JACKSONVILLE, Fla. – Many years ago, before "Krzyzewski" became a name most basketball fans could spell, Millard "Perky" Plumlee met Leslie Schultz at Purdue's basketball camp.
They were working there as counselors in 1979. She played collegiately for Purdue. He played at Tennessee Tech but was from West Lafayette, Ind.
When he met her, he thought she was prettier than any of the women playing basketball at his school. Nothing more came of that initial attraction, at least not right away. But they were destined to share a charmed life with the sport that brought them together as a constant focal point for them and the children they would raise.
Flash forward to last weekend's ACC Tournament semifinals in Greensboro.
Duke freshman forward Mason Plumlee, all 6 feet 10 of him, was barreling down the court with the ball on a 2-on-1 break against Miami.
He tossed a perfect alley-oop pass over the hapless defender to where only his teammate could grab it. Miles Plumlee, a 6-10 sophomore center and Mason's older brother, grabbed the pass out of the air and slammed it home.
In the stands behind the Duke bench at the Greensboro Coliseum, Perky and Leslie stood up and cheered. To their right, a younger, bigger taller Plumlee brother stood, clapping vigorously.
Marshall Plumlee is a 7-foot junior who just led Christ School in Arden, N.C., to its fourth straight NCISAA private schools state title. He, too, has scholarship offers to play basketball at many Division I schools, including Duke.

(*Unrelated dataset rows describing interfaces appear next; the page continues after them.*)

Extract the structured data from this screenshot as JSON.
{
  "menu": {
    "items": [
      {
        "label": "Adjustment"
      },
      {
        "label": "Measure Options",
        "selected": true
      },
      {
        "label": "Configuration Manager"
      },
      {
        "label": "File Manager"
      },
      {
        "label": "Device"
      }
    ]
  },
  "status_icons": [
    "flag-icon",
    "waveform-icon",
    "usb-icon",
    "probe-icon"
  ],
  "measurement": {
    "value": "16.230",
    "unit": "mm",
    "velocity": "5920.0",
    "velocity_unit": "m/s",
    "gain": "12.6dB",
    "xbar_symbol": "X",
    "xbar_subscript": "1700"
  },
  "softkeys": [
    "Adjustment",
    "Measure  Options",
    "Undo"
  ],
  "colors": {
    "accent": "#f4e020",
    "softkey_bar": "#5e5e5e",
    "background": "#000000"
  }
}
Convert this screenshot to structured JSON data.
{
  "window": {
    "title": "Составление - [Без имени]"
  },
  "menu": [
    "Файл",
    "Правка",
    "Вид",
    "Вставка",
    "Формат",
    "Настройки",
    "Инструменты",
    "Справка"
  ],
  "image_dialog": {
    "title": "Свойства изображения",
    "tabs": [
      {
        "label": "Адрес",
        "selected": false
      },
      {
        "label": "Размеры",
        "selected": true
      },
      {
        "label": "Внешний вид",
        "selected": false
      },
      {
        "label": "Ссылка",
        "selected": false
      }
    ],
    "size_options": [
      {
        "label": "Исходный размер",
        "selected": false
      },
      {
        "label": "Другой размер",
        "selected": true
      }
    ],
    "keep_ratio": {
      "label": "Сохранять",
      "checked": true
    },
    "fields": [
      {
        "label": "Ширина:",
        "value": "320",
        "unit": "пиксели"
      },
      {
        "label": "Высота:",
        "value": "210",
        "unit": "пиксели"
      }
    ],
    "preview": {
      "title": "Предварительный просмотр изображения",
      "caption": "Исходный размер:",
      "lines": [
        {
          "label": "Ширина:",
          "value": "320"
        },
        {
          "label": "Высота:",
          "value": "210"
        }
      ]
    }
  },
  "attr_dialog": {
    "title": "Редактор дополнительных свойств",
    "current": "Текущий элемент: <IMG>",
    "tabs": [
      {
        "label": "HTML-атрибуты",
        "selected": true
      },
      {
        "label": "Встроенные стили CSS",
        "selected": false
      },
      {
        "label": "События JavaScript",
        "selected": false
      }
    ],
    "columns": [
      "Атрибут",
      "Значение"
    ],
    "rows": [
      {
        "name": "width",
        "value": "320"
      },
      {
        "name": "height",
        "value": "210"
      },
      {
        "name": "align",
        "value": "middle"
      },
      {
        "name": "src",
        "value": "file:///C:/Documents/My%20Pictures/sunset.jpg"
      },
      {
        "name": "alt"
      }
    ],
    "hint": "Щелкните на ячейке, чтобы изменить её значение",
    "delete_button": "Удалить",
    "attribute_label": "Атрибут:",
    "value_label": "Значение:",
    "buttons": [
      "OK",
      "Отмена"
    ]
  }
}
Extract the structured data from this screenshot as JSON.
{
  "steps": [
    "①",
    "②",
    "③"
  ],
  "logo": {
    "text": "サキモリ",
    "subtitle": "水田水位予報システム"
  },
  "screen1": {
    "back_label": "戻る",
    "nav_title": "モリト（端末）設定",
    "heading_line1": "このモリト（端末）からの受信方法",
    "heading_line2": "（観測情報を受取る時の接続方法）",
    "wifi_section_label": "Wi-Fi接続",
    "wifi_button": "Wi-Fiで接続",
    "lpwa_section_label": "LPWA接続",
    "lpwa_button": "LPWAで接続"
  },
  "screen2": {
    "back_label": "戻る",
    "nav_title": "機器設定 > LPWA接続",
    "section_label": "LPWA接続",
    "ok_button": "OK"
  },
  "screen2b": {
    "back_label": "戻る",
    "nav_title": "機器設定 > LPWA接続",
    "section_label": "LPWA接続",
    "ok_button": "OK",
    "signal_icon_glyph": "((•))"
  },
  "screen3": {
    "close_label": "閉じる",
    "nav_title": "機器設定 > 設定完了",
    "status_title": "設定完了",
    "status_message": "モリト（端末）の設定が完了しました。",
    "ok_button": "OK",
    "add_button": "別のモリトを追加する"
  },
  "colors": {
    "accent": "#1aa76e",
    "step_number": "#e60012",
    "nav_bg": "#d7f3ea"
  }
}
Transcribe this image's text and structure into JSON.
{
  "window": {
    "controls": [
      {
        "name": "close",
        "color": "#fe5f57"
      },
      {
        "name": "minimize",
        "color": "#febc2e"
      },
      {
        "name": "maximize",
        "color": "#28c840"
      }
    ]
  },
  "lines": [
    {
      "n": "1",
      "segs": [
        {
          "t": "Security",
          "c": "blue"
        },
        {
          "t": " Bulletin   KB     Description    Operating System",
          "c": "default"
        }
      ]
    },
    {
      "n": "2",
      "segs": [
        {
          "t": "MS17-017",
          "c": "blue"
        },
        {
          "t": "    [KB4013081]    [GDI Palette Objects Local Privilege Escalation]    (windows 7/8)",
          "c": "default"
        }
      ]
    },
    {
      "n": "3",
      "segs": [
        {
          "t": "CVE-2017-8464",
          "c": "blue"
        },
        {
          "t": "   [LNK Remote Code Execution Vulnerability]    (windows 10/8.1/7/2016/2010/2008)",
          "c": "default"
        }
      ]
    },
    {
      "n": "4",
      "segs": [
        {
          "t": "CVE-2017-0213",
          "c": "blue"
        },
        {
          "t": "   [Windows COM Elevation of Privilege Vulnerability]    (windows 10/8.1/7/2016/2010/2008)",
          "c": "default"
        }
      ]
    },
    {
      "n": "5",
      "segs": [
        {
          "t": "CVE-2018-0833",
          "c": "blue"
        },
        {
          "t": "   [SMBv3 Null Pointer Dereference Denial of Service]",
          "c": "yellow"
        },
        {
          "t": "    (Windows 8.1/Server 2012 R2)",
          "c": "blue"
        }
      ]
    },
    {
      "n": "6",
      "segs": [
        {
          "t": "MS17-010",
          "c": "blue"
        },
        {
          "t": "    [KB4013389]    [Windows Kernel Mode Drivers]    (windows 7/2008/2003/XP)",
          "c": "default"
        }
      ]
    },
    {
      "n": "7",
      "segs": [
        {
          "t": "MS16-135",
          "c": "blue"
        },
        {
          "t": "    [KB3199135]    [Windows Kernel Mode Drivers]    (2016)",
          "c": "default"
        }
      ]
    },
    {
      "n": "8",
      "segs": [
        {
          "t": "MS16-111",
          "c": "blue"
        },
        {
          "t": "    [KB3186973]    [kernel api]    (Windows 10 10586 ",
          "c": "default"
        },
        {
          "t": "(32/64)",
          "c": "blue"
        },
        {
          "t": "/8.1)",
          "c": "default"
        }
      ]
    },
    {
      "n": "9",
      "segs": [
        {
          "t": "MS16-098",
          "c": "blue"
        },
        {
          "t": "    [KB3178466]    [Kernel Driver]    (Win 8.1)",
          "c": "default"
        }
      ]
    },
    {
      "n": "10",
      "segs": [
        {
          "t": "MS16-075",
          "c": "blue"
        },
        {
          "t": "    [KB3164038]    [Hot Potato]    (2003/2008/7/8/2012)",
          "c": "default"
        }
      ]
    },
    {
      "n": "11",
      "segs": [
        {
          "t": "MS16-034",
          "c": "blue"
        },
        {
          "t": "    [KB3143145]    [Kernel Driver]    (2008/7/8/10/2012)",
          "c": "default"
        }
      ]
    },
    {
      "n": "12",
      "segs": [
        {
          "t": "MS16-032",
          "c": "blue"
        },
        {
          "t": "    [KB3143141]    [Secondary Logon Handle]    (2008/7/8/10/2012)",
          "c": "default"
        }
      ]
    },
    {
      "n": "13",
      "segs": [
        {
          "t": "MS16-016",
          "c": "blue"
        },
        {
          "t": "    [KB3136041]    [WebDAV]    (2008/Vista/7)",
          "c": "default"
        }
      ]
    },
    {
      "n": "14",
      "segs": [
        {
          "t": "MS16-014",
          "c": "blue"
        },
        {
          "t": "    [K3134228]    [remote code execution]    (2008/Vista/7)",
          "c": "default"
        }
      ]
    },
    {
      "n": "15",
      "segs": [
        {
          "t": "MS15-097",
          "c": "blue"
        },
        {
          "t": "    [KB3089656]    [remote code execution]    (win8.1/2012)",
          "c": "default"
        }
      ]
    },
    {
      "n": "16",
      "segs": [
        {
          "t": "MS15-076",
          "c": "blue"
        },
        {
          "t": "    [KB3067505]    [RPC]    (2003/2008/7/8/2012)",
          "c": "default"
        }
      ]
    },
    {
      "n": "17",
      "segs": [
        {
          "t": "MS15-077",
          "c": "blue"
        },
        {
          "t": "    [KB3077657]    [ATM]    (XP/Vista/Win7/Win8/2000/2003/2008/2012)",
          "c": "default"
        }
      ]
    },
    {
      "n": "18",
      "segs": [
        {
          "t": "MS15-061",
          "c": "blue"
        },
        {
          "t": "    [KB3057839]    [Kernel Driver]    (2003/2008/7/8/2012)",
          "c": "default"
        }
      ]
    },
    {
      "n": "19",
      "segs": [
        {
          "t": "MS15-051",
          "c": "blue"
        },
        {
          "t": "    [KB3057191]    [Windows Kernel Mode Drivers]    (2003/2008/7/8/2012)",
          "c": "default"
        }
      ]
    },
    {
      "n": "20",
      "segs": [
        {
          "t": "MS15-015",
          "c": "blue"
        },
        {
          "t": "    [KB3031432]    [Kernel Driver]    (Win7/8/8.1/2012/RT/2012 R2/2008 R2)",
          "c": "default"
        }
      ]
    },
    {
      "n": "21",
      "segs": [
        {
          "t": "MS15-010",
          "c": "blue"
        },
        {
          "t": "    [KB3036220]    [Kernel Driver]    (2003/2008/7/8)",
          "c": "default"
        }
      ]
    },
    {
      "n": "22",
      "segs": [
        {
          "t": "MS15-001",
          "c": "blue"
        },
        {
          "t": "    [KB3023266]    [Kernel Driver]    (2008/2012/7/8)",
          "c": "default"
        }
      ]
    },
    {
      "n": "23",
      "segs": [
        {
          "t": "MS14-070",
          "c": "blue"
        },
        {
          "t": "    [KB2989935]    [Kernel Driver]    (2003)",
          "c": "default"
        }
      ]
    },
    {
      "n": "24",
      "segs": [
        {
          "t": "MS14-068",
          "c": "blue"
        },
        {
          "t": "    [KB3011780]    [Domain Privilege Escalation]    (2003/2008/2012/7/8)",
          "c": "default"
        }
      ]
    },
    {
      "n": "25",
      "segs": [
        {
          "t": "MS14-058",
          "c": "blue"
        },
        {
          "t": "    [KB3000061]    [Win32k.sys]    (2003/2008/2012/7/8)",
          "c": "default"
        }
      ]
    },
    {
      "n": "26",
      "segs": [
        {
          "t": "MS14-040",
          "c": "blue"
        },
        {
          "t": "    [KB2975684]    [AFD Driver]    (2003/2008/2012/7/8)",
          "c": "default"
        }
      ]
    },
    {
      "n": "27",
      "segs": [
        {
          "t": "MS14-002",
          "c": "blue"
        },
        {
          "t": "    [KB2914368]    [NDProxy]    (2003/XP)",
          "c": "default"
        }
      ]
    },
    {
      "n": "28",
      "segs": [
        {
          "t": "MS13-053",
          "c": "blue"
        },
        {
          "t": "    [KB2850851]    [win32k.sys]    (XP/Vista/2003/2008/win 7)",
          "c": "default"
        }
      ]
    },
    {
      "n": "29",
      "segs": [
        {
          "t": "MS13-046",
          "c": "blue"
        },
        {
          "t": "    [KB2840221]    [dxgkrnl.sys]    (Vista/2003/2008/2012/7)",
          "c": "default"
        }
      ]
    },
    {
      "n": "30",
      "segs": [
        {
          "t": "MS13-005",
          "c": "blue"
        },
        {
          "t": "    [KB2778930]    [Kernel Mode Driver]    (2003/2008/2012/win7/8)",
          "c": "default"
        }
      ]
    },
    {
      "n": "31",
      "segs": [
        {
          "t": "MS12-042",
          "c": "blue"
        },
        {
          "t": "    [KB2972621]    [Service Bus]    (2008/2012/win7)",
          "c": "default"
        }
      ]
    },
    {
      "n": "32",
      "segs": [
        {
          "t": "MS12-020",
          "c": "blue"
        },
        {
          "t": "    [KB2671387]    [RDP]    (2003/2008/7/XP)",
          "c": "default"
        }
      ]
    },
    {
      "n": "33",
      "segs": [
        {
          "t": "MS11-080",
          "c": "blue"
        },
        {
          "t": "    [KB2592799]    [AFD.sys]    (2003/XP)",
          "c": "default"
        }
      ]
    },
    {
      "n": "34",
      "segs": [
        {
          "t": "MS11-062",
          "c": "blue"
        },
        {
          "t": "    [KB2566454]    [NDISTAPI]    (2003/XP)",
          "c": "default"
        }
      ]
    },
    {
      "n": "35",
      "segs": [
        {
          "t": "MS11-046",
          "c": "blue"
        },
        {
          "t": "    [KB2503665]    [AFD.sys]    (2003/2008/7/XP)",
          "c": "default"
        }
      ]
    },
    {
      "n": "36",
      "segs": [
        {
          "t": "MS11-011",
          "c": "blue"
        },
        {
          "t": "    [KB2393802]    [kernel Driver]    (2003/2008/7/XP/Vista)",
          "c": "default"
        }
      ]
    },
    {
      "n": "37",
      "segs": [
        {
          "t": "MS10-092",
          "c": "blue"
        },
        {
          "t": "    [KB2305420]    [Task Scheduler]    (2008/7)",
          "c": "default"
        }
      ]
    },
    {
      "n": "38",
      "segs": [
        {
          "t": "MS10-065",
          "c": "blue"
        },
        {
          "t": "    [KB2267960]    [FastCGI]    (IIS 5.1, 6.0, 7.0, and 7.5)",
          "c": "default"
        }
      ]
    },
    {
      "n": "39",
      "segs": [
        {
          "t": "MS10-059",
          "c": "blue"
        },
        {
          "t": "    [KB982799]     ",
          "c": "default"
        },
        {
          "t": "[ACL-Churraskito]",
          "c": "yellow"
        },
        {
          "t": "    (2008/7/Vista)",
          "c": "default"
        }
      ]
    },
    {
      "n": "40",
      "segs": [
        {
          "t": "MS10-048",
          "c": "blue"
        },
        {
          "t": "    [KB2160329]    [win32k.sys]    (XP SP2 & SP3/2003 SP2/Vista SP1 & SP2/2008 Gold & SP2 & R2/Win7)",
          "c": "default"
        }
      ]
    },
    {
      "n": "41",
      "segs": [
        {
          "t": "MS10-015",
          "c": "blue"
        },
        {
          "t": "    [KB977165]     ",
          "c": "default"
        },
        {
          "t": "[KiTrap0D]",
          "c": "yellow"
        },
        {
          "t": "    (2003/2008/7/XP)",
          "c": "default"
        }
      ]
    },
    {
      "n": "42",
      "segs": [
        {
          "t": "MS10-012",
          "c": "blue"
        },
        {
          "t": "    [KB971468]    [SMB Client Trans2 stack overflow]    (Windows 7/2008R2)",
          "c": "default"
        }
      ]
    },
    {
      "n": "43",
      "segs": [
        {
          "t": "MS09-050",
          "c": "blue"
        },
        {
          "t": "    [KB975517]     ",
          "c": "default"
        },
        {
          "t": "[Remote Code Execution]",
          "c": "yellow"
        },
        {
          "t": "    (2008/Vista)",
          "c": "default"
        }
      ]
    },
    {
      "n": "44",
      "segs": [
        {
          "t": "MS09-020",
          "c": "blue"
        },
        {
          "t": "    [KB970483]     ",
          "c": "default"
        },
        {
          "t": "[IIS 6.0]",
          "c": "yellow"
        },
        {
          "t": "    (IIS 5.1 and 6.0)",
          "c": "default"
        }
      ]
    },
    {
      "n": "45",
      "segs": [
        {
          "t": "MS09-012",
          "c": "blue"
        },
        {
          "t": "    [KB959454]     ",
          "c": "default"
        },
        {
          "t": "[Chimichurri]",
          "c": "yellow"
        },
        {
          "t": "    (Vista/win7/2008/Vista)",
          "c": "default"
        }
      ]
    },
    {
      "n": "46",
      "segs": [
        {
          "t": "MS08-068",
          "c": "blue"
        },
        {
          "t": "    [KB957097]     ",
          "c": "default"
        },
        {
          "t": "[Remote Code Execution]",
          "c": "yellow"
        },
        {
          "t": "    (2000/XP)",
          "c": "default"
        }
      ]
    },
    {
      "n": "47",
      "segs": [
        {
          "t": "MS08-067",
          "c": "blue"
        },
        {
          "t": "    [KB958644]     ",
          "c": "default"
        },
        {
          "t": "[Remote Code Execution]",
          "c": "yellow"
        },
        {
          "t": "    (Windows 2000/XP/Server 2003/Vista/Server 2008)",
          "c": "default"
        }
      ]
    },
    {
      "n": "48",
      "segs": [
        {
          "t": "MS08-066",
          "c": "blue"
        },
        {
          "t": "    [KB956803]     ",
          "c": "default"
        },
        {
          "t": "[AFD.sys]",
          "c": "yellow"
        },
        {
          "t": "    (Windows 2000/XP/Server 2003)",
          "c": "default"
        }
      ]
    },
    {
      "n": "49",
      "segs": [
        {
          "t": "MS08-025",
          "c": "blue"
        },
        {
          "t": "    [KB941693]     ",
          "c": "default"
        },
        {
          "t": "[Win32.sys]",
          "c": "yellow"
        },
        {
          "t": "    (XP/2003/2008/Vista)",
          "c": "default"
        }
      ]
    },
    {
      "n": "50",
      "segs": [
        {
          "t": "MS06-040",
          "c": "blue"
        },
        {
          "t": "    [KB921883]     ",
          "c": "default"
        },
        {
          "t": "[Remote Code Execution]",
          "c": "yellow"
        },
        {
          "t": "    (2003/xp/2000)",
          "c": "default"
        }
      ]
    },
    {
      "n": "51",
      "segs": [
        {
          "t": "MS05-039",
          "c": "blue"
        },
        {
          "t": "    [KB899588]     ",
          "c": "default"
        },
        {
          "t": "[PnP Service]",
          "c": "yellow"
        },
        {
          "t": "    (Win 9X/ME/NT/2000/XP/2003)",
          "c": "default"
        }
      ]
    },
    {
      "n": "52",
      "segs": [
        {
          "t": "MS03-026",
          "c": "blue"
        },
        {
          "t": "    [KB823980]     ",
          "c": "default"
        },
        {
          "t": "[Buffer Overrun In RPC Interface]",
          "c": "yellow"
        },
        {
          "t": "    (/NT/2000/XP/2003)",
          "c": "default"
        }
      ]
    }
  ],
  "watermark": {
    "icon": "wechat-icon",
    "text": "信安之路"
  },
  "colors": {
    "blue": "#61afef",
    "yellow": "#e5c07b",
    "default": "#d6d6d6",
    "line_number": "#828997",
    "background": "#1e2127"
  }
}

His older brothers have been key reserves on a Duke team that's has won the ACC regular-season and tournament titles. They appear to be the future for the Blue Devils in the frontcourt, but they're also key parts of the No. 1-seeded Blue Devils' present, which includes a second-round NCAA Tournament game Sunday against No. 8 California.